When the Lotus Seven first came to market in 1957, it was powered by a forty-horsepower engine. Today, the top-spec Caterham Seven 620R has a supercharged 310hp motor, with Caterham F1 Team-derived carbon fiber and other trickery besides. Surely, the latest Sevens are far, far removed from the basic, build-it-yourself days of its forbears.
Perhaps it was cognizant for Caterham to trace its roots and redevelop its base model to provide a simplified, retrograde driving experience. To that aim, it has teamed up with Suzuki to power up their latest model, which they call the Caterham Seven 160.
160 in the model name represents horsepower per tonne. With a curb weight of 490 kilograms, that equates to roughly 80 horsepower from the turbocharged Suzuki K6A 660cc three-cylinder. The engine was fettled by Caterham’s engineering division, up from keijidosha-regulated 63hp of the standard motor.

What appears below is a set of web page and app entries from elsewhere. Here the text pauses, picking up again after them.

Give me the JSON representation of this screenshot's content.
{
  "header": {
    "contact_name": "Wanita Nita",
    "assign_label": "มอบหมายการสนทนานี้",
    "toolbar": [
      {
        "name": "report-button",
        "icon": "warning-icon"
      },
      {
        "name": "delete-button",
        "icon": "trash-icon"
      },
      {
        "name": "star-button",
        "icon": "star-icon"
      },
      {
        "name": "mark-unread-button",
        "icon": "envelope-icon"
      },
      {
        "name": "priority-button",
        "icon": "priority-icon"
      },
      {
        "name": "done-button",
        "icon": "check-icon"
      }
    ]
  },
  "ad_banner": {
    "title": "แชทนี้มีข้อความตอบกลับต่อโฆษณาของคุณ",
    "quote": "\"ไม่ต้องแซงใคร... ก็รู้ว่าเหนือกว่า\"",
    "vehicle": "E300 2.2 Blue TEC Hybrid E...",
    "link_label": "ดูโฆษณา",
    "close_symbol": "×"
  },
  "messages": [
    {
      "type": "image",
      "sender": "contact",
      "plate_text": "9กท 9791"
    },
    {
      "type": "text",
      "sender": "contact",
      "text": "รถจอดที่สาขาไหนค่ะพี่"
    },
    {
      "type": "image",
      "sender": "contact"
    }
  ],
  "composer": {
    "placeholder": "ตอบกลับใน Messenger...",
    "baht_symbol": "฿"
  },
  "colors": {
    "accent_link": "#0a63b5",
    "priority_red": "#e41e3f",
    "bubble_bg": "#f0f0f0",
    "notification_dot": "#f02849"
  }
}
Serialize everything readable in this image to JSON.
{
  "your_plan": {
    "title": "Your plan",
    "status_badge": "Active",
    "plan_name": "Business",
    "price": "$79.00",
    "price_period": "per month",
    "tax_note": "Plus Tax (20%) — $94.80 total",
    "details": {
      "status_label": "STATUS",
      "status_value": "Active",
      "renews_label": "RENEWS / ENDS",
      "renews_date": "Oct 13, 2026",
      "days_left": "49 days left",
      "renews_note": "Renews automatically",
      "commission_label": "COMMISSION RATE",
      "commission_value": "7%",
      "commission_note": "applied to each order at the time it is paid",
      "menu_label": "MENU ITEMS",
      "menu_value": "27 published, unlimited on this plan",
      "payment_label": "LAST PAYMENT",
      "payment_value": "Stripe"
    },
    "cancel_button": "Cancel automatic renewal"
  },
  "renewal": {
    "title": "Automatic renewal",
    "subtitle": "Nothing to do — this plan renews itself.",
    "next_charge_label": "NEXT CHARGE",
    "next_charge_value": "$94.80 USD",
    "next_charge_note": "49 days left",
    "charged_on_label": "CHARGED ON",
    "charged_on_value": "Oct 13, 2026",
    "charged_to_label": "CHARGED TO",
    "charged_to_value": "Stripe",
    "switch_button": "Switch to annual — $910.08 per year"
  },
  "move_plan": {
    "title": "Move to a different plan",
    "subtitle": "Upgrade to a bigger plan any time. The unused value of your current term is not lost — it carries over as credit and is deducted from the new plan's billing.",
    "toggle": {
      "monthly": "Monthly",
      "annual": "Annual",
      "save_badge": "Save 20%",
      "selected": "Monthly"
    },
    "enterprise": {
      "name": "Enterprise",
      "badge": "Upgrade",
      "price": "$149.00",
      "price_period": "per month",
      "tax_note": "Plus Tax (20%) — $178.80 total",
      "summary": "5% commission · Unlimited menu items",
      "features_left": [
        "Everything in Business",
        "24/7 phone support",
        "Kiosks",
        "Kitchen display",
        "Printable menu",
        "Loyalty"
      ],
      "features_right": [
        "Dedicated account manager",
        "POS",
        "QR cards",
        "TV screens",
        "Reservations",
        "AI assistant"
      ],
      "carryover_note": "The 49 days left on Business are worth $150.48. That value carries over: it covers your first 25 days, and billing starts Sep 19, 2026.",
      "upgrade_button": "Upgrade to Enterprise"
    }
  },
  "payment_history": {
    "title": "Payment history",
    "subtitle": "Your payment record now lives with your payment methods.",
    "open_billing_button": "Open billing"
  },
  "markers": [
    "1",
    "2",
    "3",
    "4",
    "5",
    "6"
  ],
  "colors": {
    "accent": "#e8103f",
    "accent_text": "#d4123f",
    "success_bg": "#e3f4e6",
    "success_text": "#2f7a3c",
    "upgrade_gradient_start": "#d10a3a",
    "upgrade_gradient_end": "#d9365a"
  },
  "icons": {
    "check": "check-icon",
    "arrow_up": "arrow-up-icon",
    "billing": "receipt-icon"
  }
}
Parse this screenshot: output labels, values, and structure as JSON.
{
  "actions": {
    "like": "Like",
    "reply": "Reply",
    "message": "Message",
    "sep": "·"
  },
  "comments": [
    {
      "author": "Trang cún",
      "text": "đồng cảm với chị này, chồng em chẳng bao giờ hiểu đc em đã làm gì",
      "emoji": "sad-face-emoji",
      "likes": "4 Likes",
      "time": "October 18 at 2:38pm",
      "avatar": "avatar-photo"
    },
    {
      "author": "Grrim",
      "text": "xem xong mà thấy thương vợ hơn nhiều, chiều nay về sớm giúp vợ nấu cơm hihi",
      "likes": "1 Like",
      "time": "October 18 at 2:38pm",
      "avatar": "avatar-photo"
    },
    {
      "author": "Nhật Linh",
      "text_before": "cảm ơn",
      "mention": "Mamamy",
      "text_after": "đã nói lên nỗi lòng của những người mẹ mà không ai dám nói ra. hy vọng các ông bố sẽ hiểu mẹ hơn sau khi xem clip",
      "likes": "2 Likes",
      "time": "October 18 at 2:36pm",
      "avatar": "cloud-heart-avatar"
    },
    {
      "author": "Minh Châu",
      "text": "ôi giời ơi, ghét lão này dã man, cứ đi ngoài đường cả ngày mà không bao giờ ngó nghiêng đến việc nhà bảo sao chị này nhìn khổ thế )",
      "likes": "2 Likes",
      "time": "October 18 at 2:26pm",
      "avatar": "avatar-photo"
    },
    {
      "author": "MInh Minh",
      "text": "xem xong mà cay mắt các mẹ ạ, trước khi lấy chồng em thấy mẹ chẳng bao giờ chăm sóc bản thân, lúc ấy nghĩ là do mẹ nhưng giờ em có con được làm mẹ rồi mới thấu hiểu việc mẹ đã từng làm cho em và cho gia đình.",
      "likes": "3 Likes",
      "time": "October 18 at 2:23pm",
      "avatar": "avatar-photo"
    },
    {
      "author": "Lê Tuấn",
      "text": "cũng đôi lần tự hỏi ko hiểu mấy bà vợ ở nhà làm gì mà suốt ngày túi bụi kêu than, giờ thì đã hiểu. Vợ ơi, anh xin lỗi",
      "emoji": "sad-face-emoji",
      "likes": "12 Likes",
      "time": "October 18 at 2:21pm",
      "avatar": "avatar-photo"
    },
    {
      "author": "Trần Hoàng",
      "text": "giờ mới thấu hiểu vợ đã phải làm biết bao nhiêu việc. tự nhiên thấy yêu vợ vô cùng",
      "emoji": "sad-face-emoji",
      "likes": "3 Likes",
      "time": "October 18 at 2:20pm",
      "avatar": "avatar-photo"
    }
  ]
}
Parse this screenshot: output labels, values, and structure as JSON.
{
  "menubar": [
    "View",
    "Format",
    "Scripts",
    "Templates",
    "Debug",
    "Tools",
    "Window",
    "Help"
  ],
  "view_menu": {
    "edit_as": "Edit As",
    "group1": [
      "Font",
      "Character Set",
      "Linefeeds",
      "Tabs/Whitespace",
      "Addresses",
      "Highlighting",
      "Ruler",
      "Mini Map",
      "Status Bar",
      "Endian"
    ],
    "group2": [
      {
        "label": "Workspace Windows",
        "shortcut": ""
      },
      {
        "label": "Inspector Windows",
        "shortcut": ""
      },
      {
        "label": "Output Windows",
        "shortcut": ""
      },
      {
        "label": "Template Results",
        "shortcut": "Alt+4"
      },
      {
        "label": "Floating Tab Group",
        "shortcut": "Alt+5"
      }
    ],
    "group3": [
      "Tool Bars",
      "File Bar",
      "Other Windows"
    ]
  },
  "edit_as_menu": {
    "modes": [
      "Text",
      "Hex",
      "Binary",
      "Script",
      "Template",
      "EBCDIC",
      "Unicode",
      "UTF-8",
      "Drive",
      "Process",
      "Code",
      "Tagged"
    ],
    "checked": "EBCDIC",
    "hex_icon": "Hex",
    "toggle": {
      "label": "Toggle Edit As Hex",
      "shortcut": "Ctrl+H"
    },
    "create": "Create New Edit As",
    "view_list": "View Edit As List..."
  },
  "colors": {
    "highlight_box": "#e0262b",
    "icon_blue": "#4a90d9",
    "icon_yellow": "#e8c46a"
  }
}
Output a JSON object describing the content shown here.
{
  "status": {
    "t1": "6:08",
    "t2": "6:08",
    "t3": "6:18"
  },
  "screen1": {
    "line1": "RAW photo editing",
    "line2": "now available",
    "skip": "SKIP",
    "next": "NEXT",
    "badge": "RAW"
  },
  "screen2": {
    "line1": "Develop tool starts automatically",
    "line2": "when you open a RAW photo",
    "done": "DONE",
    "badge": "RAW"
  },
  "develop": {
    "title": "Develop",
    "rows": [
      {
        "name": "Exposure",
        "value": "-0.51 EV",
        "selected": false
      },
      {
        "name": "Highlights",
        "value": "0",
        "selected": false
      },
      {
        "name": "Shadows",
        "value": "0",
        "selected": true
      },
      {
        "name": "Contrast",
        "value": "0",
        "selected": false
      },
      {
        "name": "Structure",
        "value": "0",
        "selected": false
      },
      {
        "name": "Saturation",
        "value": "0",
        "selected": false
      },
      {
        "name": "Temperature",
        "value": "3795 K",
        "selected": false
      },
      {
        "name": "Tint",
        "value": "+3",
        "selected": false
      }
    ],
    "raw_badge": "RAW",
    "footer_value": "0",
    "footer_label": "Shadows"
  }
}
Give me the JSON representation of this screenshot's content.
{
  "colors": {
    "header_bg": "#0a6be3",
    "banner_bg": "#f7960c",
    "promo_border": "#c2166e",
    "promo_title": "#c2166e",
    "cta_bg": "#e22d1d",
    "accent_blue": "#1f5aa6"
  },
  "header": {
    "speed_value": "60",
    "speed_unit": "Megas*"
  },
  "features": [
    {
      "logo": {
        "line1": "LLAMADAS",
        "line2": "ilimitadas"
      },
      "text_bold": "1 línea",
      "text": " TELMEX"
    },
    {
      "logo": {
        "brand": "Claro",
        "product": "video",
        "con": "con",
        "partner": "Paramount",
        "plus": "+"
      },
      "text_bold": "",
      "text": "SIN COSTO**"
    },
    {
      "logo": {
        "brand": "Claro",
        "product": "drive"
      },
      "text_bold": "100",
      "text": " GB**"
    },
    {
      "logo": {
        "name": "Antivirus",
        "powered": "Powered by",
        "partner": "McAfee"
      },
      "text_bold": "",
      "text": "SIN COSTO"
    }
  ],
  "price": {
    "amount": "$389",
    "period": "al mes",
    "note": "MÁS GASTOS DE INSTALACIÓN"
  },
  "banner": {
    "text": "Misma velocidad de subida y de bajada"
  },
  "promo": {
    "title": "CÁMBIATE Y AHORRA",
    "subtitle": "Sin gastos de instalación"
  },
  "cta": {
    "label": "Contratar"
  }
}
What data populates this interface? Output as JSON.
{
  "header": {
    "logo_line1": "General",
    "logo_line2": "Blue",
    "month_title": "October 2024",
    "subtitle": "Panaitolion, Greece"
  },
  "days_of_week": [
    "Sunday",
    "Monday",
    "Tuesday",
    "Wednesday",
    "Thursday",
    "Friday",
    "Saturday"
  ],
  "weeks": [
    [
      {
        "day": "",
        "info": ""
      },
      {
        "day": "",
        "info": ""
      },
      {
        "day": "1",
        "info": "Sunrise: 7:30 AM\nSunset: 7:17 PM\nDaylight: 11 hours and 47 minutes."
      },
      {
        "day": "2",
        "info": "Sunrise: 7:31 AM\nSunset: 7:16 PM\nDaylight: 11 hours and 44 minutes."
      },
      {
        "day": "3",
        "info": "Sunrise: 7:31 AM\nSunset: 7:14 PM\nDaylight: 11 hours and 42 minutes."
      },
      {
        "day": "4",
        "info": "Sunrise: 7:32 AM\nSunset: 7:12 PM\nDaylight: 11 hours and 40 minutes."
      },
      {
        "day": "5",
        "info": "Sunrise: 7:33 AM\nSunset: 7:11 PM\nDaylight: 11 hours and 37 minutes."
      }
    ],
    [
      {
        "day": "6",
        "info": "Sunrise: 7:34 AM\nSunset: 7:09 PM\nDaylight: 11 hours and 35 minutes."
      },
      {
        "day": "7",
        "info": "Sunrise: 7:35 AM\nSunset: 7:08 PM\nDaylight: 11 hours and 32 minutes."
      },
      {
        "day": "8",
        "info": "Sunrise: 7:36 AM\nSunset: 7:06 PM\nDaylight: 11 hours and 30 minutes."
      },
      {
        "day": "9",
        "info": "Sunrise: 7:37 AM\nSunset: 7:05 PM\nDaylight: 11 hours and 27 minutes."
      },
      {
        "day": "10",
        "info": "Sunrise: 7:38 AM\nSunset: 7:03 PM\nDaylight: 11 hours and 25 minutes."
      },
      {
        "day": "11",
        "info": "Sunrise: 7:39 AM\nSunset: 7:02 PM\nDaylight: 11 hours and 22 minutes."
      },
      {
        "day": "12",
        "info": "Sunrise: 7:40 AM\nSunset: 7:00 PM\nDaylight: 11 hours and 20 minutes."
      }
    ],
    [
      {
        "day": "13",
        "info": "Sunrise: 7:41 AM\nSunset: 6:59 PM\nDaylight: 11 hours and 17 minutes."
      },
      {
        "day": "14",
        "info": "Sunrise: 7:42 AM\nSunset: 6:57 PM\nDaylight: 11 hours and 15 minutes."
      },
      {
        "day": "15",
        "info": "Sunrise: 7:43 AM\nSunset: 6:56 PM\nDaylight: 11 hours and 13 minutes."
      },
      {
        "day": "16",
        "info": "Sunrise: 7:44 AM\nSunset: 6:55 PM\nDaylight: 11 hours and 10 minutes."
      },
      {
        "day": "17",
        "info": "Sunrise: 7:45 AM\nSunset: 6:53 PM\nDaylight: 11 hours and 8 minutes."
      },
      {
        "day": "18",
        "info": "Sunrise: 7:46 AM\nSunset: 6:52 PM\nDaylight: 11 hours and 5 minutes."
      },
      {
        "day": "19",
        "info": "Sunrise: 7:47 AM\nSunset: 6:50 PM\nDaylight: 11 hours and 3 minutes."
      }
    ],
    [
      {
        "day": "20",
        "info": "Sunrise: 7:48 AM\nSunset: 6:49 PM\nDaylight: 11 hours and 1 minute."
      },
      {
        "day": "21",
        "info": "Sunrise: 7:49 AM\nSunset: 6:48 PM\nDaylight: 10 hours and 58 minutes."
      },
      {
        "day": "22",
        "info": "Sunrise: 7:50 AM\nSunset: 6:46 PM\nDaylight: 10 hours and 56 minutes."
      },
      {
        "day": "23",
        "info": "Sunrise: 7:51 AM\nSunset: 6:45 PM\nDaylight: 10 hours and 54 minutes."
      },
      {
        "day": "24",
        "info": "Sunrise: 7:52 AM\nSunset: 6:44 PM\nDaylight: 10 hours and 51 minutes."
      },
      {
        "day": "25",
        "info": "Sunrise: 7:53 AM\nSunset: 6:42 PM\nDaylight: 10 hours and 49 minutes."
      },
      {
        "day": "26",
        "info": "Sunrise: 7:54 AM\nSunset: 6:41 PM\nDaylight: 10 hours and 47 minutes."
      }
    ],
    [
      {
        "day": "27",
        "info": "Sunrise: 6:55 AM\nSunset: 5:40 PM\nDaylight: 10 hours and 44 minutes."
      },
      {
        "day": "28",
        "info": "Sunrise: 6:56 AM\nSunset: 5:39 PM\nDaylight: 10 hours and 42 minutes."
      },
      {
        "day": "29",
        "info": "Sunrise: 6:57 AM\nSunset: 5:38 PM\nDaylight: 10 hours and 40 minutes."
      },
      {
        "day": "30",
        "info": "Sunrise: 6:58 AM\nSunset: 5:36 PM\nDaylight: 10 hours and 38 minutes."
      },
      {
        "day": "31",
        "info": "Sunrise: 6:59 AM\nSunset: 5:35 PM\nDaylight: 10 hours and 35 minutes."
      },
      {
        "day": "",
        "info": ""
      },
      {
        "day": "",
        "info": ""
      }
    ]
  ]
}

Suzuki also supplied the five-speed longitudinal gearbox and the live axle at back, likely pilfered from plebeian keitora – or Multicabs, as we like to call them – parts bins. But don’t knock the budget nature of the components. The 160 accelerates to 100kph in a still-respectable 6.5 seconds. It won’t go much past 160kph though, as the Seven isn’t known for its aerodynamics.
It’s not going to set lap records like its more rabid stablemates, but that’s not the point of the 160. As Graham Macdonald, Caterham Cars CEO, points out: “It is not engine size that matters, it is the grin factor that is our barometer and we believe we have got the formula for our new entry-level vehicle just right.”
In other news, Multicabs across the Philippines are starting to sport Lotus and Caterham F1 badging and livery.